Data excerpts
== Segment start ==
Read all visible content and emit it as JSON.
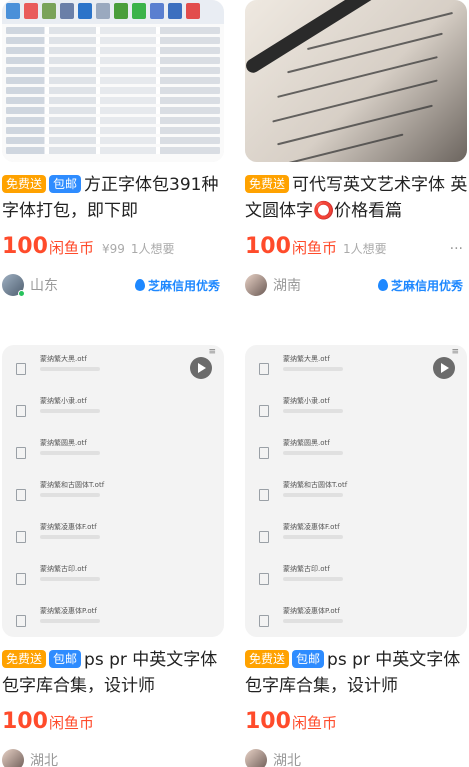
{
  "tags": {
    "free": "免费送",
    "mail": "包邮"
  },
  "cards": [
    {
      "title": "方正字体包391种字体打包，即下即",
      "price": "100",
      "price_unit": "闲鱼币",
      "orig_price": "¥99",
      "want": "1人想要",
      "city": "山东",
      "credit": "芝麻信用优秀",
      "thumb": "font-software-screenshot"
    },
    {
      "title": "可代写英文艺术字体 英文圆体字⭕价格看篇",
      "price": "100",
      "price_unit": "闲鱼币",
      "orig_price": "",
      "want": "1人想要",
      "city": "湖南",
      "credit": "芝麻信用优秀",
      "more": "···",
      "thumb": "calligraphy-handwriting-photo"
    },
    {
      "title": "ps pr 中英文字体包字库合集，设计师",
      "price": "100",
      "price_unit": "闲鱼币",
      "city": "湖北",
      "thumb": "font-file-list",
      "files": [
        "蒙纳繁大黑.otf",
        "蒙纳繁小隶.otf",
        "蒙纳繁圆黑.otf",
        "蒙纳繁和古圆体T.otf",
        "蒙纳繁凌惠体F.otf",
        "蒙纳繁古印.otf",
        "蒙纳繁凌惠体P.otf"
      ]
    },
    {
      "title": "ps pr 中英文字体包字库合集，设计师",
      "price": "100",
      "price_unit": "闲鱼币",
      "city": "湖北",
      "thumb": "font-file-list",
      "files": [
        "蒙纳繁大黑.otf",
        "蒙纳繁小隶.otf",
        "蒙纳繁圆黑.otf",
        "蒙纳繁和古圆体T.otf",
        "蒙纳繁凌惠体F.otf",
        "蒙纳繁古印.otf",
        "蒙纳繁凌惠体P.otf"
      ]
    }
  ],
  "colors": {
    "price": "#ff4b2b",
    "tag_free": "#ffa200",
    "tag_mail": "#2e8cff",
    "credit": "#1e88ff"
  }
}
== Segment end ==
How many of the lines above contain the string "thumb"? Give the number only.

4